Drought leaves U.S. Plains wheat vulnerable to freeze damage

CHICAGO (Reuters) - A combination of delays to autumn planting and dry conditions in the southern U.S. Plains have left the hard red winter crop vulnerable to freeze damage, crop experts said, which could further tighten supplies of high-protein wheat.

FILE PHOTO: A combine drives over stalks of soft red winter wheat during the harvest on a farm in Dixon, Illinois, July 16, 2013. REUTERS/Jim Young/File Photo

A cold spell is forecast for later in December. Any freeze in coming months could pose an outsize threat to supply, given there is already a shortage of high-protein wheat.

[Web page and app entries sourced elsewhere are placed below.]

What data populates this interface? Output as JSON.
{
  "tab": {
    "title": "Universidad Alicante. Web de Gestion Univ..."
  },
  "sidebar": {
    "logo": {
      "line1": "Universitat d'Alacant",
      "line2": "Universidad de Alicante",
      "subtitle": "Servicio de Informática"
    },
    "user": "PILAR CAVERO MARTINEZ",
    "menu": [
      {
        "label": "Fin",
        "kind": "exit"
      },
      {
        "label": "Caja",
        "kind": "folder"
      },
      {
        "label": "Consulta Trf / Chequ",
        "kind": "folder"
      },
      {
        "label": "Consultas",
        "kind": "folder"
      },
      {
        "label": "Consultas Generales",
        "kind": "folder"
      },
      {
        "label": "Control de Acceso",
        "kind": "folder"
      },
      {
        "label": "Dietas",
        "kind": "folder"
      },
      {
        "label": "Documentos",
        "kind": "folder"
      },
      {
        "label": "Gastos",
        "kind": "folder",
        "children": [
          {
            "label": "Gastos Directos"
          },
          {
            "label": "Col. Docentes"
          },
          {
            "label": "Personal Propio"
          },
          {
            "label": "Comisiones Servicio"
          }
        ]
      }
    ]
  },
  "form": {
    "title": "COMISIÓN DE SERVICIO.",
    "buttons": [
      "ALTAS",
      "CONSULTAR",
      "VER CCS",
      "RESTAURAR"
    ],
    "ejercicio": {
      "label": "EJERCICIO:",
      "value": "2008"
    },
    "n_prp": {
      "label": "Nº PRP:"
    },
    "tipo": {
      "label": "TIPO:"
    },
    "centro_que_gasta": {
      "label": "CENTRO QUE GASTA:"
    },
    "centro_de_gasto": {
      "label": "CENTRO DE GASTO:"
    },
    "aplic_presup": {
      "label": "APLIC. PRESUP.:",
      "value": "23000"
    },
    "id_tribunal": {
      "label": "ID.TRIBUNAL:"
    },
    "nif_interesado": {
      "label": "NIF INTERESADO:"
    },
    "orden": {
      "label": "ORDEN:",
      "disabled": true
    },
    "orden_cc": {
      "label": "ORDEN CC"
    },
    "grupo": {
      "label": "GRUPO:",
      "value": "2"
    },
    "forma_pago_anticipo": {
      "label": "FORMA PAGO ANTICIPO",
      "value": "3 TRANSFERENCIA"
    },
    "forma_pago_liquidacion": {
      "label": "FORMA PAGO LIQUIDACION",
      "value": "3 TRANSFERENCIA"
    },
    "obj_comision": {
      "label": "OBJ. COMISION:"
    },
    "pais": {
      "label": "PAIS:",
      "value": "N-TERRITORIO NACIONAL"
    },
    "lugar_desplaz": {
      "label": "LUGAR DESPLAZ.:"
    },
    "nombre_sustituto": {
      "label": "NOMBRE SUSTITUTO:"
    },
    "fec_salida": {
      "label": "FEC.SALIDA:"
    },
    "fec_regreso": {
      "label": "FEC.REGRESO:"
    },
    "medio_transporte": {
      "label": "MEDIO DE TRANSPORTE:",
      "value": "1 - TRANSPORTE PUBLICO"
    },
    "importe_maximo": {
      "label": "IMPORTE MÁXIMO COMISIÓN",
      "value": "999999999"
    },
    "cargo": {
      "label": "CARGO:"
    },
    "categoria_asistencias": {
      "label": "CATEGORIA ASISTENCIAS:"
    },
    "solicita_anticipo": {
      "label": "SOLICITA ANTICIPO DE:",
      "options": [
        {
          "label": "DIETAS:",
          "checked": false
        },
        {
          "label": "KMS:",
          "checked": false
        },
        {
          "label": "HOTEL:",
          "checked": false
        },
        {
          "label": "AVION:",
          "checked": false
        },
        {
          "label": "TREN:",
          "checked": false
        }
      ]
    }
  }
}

U.S. data in January is expected to show farmers have planted even less winter wheat than a year ago, when U.S. acreage fell to the lowest level since 1909.

Global supplies of lower-quality wheat are in abundance, but high-protein wheat is tight. Low protein levels in the last two U.S. HRW wheat harvests have sent millers and bakers scrambling to find enough supplies of top-quality grain.

Heavy rains in early October in Kansas and Oklahoma slowed seeding of the 2018 crop, leaving wheat plants less time to produce tillers, or stems, and secondary root systems ahead of winter dormancy. The under-developed plants are less resistant to the cold.

“We’ve still got a lot of very small wheat. We are not where we’d like to be at this point as far as plant development (goes),” said Mark Hodges of Plains Grains, a wheat industry group based in Oklahoma.

“I am not saying the sky is falling. But ... we could lose some plants,” Hodges said.

Hard red winter wheat, the biggest U.S. wheat class, is grown in the southern Plains and milled into flour for bread.

After the heavy rains in October, dry conditions set in.

In Kansas, the biggest U.S. wheat producer, virtually the entire state is abnormally dry and one-fifth of the state is in moderate drought, according to the latest weekly U.S. Drought Monitor, which is compiled by a consortium of climatologists.

“With dry topsoil, we are definitely more exposed to any sharp drop in temperatures,” Romulo Lollato, Kansas State University extension wheat specialist, said of the dormant 2018 crop, noting that dry soil cools more quickly than moist soil.

In Oklahoma, the No. 3 winter wheat grower last year, 28 percent of the state is in severe drought and more than half is in moderate drought.

The winter months are typically the driest of the year in the region, and moisture will not help dormant plants to grow much. However, snowfall can act as a blanket, protecting the crop from frigid air.

A cold spell is expected in the Plains in the last week of December, said David Streit, an agricultural meteorologist with the Commodity Weather Group. While it is too early to say how cold it will get, a few forecasting models projected temperatures falling below zero degrees Fahrenheit (minus 18 Celsius), Streit said.

Some weather models projected late-December snowfall as well.

“I don’t think we’ll be able to improve the moisture situation substantially, even if we do pick up a snow event out of this. But it (snow) would be really helpful to avoid the winterkill risk,” Streit said.

The shortage of high-protein HRW wheat has sent premiums soaring in the cash market. The premium for HRW wheat with 12 percent protein on Thursday was about $1.98 per bushel above the benchmark K.C. March futures price, after reaching a 9-1/2 year high last week at $2.15 over futures.

The premium for 12 percent protein wheat has doubled since trading at about $1.00 above futures in mid-August.

The U.S. Department of Agriculture is scheduled to issue its first estimate of winter wheat plantings for the 2018 harvest in January.

Editing by Simon Webb and Chizu Nomiyama